Push-Up Variations and Alternatives
If weights aren't an option, or you just want to add some variety to your push-up routine, try some other push-up variations. For example, do push-ups with your feet elevated, which allows your upper body to take on a greater percentage of your body weight.
Another variation is a clap push-up. Do a regular push-up, but at the top of the motion, push your hands off the ground and clap them together before catching yourself with your hands again and doing another push-up.
Increase your range of motion and increase difficulty with a depth push-up. Position yourself between two slightly raised platforms with your hands just inside of the blocks. Lower your body and as you come up, jump your hands up onto the platform
Lower your body again and when you come up, remove your hands from the blocks and land back on the floor. When these become easier, increase the intensity again by doing the exercise with your feet on a raised platform.
Considerations When Building Muscle
When trying to build muscle, it is tempting to keep pushing yourself harder until you see results. Don't fall into this trap. Rest is an important part of training and gives your muscles time to recover. Take days off from the gym and aim for six to eight hours of sleep each night, advises Wexner Medical Center.
Other mental and emotional stress in your life can alter your hormone levels and contribute to the problem of overtraining, affecting your gains.
Your body needs fuel to grow muscle. Stay hydrated and make sure you are eating enough calories and choosing healthy foods. When focusing on building muscle mass, your body needs protein.
Depending on the intensity of your routine, try to consume 0.55 to 0.9 grams of protein per pound of bodyweight, advises Colorado State University. Avoid processed foods and sugars and focus on getting carbohydrates from fruits, vegetable and whole grains. The recommended diet includes:
- 45 to 65 percent of calories from carbohydrates
- 10 to 35 percent of calories from protein
- 20 to 35 percent of calories from fat
What about supplements? The compounds found in supplements are also available in food, so adjust your diet first, advises the University of California, San Diego Health. For example, one common supplement for muscle growth is creatine. This is a substance that is made in your liver, pancreas and kidneys and is found in food.
Branch chain amino acids are another common supplement that you find in your diet in meat, dairy and legumes. If you are working out at high intensities and eating a good diet, consider workout supplements to help with recovery or to prepare for a competition or event.
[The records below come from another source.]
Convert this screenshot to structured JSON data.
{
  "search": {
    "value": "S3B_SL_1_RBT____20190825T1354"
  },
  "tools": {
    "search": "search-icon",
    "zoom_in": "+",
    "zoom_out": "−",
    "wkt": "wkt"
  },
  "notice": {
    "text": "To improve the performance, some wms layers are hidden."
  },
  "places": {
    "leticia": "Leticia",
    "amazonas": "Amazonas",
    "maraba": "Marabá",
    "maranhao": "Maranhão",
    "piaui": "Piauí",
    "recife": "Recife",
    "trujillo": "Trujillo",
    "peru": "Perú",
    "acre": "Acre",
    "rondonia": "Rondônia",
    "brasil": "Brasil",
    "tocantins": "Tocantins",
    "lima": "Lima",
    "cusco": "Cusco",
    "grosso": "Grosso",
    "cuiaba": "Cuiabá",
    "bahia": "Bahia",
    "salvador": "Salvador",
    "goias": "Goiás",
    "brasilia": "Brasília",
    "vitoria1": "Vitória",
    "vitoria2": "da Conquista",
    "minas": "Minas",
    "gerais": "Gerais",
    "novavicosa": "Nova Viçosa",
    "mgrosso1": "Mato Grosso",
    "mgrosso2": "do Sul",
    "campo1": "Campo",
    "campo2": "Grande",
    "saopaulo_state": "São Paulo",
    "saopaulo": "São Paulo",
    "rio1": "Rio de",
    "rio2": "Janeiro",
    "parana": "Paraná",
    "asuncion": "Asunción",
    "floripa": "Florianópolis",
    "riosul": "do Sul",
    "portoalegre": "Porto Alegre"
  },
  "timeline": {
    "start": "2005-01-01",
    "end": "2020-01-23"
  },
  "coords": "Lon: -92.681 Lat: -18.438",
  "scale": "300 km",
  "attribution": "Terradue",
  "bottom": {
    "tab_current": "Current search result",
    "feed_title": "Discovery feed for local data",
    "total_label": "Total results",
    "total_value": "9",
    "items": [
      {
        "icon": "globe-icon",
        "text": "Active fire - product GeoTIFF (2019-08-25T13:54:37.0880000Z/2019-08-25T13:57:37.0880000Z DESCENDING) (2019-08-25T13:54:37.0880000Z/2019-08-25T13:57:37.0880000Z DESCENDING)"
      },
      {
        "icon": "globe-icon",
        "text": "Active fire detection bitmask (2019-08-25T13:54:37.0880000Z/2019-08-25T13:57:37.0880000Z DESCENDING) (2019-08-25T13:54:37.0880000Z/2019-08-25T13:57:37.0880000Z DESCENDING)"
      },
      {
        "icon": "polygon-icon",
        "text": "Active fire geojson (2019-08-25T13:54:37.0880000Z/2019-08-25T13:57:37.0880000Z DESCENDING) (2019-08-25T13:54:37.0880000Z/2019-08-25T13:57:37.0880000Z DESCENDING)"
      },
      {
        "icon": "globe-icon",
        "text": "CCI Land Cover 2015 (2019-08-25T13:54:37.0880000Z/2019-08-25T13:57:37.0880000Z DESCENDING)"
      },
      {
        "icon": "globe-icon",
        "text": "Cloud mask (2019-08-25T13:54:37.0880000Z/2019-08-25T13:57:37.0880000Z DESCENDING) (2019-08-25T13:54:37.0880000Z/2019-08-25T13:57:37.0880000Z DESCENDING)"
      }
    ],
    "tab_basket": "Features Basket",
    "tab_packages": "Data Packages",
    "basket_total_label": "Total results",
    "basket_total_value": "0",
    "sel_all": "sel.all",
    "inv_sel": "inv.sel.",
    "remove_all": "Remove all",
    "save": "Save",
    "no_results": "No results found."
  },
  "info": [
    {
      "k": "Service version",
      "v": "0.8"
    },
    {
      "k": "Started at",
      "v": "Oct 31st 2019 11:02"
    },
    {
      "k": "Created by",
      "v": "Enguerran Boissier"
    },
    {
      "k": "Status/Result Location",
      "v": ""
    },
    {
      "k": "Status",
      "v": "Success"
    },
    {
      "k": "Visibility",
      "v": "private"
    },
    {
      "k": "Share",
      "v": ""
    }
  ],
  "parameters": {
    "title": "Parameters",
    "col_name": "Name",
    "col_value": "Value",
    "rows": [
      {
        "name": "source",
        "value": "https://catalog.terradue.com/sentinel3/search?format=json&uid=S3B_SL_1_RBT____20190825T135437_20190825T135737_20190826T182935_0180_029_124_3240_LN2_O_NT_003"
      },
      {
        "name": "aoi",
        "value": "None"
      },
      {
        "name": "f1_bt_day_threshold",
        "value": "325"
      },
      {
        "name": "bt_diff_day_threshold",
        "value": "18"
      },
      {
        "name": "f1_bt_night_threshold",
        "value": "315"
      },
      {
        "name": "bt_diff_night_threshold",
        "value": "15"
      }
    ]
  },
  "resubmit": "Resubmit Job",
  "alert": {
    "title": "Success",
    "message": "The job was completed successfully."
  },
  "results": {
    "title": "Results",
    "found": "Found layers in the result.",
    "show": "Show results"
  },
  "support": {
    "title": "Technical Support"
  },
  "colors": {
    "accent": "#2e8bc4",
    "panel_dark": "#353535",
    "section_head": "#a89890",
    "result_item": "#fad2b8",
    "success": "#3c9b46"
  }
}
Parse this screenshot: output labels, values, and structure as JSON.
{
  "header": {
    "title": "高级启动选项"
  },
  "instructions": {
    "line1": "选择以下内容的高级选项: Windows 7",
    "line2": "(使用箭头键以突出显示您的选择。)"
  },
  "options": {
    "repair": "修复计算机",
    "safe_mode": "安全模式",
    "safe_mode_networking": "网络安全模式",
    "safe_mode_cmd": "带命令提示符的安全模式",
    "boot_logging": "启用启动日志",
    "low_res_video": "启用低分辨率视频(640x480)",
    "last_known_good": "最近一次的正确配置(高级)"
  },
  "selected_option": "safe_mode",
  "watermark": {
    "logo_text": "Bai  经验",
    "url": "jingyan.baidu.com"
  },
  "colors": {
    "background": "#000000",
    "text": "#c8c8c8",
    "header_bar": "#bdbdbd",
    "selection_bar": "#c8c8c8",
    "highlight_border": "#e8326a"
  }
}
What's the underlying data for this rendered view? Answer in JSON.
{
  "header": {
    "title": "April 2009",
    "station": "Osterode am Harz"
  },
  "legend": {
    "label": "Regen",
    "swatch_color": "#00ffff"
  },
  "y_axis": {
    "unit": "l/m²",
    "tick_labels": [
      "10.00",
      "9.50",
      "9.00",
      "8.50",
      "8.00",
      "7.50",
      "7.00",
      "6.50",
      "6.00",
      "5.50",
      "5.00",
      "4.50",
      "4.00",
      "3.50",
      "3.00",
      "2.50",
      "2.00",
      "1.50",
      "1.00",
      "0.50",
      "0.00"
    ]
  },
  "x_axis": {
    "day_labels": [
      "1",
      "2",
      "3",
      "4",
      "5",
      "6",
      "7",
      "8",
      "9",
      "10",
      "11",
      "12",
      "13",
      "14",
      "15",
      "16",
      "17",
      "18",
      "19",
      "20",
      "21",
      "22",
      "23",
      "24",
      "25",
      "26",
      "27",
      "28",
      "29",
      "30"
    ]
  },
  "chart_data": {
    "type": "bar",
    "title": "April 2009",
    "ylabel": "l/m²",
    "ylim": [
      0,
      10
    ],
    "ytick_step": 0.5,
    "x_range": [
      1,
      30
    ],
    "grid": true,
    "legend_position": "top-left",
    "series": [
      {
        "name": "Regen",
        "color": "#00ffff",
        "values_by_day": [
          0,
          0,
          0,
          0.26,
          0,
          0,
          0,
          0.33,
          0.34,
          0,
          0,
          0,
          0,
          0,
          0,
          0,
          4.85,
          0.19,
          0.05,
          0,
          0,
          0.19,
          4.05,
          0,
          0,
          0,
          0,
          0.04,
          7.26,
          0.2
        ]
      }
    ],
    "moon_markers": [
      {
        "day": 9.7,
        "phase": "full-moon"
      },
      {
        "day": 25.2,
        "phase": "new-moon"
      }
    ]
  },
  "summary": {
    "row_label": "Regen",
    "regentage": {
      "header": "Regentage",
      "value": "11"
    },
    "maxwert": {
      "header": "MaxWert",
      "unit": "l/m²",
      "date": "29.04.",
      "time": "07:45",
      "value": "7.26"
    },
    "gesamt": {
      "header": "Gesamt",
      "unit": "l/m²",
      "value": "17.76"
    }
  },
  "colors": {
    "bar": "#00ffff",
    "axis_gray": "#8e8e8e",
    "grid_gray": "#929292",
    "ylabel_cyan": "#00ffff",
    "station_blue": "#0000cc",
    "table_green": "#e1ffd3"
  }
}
- American Council on Exercise: "How Muscle Grows"
- ExRx.net: "Push-Up"
- ExRx.net: "Close Grip Push-Up"
- Ohio State University Wexner Medical Center: "Five Things Preventing You From Building Muscle"
- Colorado State University: "Macronutrient Needs for Athletes"
- ExRx.net: "Weighted Push-up"
- ExRx.net: "Depth Push-Up"
- ExRx.net: "Clap Push-Up"
- University of California, San Diego Health: "Supplemental Information: Building a Body of Evidence"